Excerpts from a dataset:
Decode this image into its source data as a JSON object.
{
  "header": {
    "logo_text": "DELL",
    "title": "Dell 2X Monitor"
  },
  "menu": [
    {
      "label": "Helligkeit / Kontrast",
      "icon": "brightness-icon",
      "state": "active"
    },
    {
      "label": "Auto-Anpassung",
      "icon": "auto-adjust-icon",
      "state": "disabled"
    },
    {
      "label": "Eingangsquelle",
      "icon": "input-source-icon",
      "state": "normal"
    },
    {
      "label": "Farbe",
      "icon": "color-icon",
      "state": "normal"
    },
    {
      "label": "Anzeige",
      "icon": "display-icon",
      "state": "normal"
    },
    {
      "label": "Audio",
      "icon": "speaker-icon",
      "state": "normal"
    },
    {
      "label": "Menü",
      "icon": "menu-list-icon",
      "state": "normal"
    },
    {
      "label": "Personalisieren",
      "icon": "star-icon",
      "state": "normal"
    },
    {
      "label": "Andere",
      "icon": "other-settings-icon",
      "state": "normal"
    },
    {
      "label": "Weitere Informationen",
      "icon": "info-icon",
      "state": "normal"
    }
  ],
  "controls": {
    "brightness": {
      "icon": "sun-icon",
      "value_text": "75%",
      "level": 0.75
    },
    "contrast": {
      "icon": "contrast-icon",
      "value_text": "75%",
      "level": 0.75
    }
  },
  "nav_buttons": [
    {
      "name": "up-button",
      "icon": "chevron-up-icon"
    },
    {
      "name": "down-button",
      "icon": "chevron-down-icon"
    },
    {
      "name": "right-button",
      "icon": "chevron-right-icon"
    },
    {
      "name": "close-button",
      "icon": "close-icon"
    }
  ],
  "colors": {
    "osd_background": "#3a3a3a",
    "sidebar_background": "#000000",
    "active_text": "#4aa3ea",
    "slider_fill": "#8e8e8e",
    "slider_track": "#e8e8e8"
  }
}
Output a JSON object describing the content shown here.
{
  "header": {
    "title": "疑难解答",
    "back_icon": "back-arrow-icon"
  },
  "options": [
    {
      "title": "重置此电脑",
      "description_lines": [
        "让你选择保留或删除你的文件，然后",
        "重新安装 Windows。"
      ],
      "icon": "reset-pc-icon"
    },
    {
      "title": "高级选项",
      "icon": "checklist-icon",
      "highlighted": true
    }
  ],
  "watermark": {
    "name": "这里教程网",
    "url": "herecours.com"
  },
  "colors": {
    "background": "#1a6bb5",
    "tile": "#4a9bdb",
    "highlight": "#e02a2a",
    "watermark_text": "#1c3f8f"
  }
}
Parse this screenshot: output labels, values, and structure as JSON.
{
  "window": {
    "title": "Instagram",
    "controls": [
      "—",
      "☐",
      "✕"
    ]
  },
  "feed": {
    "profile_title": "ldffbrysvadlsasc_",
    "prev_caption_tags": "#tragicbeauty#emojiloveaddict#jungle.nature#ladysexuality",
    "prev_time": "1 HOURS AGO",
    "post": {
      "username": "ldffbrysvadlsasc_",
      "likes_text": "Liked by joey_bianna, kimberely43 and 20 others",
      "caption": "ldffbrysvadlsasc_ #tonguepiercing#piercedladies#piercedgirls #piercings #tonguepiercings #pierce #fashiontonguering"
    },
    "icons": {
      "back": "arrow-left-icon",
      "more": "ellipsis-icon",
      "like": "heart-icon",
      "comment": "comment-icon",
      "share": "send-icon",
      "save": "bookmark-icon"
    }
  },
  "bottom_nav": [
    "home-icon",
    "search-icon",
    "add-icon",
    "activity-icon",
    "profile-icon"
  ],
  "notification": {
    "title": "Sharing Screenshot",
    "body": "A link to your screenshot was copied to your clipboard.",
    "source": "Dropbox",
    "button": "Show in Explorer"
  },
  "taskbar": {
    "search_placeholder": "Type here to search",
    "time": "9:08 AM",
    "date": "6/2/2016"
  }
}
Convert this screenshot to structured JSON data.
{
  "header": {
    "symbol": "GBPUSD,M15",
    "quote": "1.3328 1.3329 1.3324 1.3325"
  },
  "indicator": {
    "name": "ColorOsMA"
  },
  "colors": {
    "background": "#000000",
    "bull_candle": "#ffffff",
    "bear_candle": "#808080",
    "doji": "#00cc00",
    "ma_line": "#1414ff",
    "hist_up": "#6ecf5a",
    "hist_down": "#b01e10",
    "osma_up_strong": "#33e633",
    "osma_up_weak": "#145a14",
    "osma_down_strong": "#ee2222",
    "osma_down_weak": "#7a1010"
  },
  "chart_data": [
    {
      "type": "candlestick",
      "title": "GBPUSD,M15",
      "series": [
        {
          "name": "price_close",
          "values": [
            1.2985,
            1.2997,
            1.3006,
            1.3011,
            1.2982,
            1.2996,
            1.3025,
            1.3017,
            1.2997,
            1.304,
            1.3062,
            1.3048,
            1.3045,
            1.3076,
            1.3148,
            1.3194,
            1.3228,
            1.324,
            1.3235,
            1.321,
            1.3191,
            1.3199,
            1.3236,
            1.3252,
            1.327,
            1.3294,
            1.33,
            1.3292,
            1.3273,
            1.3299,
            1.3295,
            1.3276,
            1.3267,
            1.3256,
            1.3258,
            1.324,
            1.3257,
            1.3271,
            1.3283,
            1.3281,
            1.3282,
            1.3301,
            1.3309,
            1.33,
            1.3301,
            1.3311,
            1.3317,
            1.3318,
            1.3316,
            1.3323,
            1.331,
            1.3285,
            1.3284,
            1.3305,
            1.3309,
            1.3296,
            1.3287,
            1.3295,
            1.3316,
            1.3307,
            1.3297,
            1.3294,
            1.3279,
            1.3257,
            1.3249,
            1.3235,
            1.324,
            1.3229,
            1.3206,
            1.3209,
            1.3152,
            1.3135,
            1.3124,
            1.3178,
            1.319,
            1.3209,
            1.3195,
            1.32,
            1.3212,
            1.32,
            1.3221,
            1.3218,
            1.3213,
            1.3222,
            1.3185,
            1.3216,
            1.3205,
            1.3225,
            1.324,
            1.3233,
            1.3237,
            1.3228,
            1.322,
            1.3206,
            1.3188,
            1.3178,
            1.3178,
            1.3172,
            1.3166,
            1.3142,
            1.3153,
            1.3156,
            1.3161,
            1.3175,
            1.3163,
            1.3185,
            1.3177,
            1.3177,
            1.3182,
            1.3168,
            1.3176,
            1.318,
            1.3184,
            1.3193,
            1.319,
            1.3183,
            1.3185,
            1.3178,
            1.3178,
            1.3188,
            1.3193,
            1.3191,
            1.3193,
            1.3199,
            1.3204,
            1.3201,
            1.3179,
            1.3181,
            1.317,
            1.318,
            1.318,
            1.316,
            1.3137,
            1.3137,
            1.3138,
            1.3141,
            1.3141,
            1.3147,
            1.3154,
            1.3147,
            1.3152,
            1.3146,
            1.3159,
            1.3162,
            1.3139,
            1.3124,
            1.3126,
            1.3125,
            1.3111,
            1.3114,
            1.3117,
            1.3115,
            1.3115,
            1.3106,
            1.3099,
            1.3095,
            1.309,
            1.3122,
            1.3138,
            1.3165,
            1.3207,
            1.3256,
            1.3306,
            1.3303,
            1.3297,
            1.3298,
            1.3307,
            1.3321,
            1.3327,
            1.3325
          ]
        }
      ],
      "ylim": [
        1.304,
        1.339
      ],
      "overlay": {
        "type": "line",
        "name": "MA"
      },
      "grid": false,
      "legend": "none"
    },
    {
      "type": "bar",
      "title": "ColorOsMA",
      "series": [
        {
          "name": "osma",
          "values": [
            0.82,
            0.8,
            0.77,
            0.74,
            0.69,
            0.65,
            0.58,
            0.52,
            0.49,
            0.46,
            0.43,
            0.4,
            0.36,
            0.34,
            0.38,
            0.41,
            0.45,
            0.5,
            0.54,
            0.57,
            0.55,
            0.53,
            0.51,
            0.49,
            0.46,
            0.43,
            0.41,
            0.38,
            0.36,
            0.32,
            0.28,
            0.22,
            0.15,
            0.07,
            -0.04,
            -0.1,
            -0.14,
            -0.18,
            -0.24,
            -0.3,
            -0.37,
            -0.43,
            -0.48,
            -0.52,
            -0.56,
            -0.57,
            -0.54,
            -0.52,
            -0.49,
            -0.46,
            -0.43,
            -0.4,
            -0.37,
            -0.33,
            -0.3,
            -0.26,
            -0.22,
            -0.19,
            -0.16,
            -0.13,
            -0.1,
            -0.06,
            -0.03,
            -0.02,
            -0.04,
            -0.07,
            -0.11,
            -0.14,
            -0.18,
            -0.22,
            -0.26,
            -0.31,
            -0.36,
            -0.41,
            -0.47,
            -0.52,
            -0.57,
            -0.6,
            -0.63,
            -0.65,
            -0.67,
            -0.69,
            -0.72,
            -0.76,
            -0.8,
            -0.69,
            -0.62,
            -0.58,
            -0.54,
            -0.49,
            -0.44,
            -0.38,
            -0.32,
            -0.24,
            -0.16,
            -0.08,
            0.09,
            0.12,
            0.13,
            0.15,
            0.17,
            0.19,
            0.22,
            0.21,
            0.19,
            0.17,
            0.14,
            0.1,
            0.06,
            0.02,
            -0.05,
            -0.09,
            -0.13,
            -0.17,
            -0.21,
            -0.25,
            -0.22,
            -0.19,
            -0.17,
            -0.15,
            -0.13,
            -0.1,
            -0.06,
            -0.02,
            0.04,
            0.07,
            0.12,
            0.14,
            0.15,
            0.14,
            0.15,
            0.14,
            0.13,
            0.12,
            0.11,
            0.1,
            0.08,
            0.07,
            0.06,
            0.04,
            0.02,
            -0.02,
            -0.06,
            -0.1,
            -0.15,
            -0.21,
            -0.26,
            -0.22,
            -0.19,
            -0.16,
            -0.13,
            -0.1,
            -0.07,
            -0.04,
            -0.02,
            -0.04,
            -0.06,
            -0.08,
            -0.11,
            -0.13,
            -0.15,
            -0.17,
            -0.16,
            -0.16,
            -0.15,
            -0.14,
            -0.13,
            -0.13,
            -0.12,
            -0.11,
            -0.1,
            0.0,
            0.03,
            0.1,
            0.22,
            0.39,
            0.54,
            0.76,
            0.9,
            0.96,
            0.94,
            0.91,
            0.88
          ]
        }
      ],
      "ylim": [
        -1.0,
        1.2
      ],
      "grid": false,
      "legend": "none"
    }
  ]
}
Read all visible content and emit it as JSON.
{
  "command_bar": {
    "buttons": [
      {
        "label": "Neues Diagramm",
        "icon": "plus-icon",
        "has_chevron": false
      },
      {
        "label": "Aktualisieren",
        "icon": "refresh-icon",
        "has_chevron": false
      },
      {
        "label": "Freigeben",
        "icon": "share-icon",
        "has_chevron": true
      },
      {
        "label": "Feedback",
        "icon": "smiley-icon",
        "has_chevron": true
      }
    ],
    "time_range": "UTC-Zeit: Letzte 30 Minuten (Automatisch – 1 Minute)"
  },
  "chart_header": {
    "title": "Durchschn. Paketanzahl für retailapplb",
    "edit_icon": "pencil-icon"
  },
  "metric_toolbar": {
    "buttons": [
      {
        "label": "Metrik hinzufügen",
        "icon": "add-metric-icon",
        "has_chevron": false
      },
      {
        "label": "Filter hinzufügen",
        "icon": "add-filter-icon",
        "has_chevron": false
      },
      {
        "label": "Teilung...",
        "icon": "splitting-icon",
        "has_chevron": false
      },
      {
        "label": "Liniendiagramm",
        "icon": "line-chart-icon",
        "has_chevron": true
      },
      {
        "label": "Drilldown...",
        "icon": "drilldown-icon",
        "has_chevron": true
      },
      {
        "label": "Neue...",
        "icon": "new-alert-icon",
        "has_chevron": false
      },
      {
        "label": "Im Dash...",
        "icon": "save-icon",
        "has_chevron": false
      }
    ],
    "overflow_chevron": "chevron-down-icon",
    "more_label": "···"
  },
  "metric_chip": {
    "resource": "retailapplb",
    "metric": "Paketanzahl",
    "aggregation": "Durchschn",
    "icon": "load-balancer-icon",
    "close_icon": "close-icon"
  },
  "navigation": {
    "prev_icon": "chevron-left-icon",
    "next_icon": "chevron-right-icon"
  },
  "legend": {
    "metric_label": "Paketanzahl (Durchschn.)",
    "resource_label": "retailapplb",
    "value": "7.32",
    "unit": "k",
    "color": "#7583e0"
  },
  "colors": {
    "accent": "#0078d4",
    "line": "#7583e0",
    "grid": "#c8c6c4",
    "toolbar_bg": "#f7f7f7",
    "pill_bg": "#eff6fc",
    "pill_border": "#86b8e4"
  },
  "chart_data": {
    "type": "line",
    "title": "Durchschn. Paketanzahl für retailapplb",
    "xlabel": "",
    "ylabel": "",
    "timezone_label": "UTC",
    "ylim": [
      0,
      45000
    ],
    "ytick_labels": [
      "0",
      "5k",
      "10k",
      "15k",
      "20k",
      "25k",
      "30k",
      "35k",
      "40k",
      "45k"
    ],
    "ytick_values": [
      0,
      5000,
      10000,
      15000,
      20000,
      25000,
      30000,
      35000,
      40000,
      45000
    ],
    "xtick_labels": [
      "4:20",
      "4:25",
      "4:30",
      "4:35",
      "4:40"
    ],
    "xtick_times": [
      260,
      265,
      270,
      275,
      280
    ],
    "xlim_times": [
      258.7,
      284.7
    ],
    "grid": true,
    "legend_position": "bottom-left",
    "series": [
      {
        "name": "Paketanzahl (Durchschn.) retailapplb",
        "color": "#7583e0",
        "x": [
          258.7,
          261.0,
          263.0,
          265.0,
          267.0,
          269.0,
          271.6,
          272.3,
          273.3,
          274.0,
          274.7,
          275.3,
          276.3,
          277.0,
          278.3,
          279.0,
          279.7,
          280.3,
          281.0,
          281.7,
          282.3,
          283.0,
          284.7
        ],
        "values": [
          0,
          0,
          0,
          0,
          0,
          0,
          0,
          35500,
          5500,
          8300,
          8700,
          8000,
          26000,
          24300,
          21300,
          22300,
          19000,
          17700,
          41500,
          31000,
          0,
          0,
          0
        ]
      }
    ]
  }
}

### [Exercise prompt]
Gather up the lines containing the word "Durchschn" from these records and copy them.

### [Answer area]
    "title": "Durchschn. Paketanzahl für retailapplb",
    "aggregation": "Durchschn",
    "metric_label": "Paketanzahl (Durchschn.)",
    "title": "Durchschn. Paketanzahl für retailapplb",
        "name": "Paketanzahl (Durchschn.) retailapplb",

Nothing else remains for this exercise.